UWL History Department Chair John T. Grider will unveil his book, “A Foreign Voyage: Pacific Maritime Labour Identity, 1840-1890.”
Professor Grider will introduce his book and discuss his research and findings on the influence of race, gender, technology and labor on maritime working-class identity in the 19th century Pacific from 6:30-7:30 p.m. Thursday, April 27, in 3105 Student Union. The presentation is free and open to all.
Grider’s book synopsis:

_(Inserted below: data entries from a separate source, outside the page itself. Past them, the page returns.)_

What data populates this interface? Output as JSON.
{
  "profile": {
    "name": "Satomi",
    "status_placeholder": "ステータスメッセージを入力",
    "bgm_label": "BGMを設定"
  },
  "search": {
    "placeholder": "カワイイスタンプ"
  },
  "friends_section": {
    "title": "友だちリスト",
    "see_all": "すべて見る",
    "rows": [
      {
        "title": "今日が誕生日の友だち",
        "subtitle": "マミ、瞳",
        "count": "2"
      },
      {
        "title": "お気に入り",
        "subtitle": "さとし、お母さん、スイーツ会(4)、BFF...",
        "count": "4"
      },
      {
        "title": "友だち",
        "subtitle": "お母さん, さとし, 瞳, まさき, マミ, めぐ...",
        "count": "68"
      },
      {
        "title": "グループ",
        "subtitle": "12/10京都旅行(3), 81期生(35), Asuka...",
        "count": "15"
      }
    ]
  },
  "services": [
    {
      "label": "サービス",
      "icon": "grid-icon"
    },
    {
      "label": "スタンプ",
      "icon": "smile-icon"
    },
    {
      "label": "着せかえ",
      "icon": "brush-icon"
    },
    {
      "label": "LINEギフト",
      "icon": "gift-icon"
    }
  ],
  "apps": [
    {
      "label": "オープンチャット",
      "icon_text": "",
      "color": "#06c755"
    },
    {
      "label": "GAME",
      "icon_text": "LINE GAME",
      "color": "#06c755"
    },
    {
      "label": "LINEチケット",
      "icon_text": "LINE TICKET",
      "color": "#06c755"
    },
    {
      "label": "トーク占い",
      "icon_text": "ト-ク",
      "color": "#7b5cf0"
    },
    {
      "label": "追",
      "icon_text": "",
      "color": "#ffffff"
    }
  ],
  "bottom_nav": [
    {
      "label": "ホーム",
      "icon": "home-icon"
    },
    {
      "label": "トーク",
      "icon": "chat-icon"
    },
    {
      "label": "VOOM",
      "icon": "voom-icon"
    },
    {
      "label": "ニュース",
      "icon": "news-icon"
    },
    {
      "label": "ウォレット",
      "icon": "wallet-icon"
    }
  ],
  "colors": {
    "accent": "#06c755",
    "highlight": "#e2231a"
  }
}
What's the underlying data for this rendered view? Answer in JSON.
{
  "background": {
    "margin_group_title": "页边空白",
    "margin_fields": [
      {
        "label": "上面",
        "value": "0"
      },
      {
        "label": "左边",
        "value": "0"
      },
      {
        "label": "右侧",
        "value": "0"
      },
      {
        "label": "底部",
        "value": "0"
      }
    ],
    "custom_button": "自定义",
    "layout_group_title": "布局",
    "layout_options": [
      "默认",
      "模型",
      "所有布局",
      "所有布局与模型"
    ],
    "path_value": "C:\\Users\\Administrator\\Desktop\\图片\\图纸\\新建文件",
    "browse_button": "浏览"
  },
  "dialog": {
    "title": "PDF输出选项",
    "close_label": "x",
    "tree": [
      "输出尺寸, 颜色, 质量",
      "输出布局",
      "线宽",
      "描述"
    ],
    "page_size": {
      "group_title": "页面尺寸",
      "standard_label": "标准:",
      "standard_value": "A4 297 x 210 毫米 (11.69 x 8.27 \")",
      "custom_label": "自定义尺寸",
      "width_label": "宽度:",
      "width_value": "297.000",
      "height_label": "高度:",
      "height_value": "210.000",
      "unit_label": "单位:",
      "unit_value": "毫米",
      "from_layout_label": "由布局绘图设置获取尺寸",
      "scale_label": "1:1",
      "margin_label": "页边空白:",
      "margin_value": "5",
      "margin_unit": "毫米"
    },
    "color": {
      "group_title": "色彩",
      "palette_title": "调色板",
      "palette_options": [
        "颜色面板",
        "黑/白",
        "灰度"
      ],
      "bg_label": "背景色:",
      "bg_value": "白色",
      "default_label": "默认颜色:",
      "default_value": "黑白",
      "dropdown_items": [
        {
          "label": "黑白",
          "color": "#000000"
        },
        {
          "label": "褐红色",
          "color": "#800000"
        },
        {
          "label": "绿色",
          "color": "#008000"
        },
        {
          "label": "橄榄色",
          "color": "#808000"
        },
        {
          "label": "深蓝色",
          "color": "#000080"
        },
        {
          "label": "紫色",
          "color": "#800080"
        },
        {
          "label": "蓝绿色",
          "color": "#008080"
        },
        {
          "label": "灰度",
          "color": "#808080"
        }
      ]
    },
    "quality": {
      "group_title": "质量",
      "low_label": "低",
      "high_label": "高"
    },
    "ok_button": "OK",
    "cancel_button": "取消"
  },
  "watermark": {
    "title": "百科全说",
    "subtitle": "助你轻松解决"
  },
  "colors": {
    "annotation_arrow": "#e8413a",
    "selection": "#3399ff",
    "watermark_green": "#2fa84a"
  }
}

Sailors built a maritime community and culture in the Atlantic from the sixteenth to the nineteenth century that promoted masculinity and ethnic and racial tolerance among seamen. During the nineteenth century, sailors from the Atlantic encountered Pacific Islanders and Asians who quickly sought to enter the maritime labor community aboard foreign vessels. New to the maritime world developed in the Atlantic, Pacific peoples brought their own cultural values and masculine identities onto ships that did not always mesh well with traditional maritime customs and work habits. Some Pacific peoples fit well into the maritime community and readily adopted maritime identities and customs. Other Pacific peoples did not find acceptance aboard foreign vessels and rarely assumed traditional maritime identities and customs. Sailors, once tolerant and accepting, became intolerant and abusive to many Pacific peoples. No longer able to rely on traditional identities, sailors looked to racially segregated collective action in order to voice their grievances and obtain concessions from employers. Ultimately, racial segregation harmed seamen by pitting sailors against each other, allowing employers to exploit worker divisiveness.
If you go—
Who: History Department Chair John T. Grider
What: Unveiling of his book, “A Foreign Voyage: Pacific Maritime Labour Identity, 1840-1890”
When: 6:30-7:30 p.m. Thursday, April 27
Where: 3105 Student Union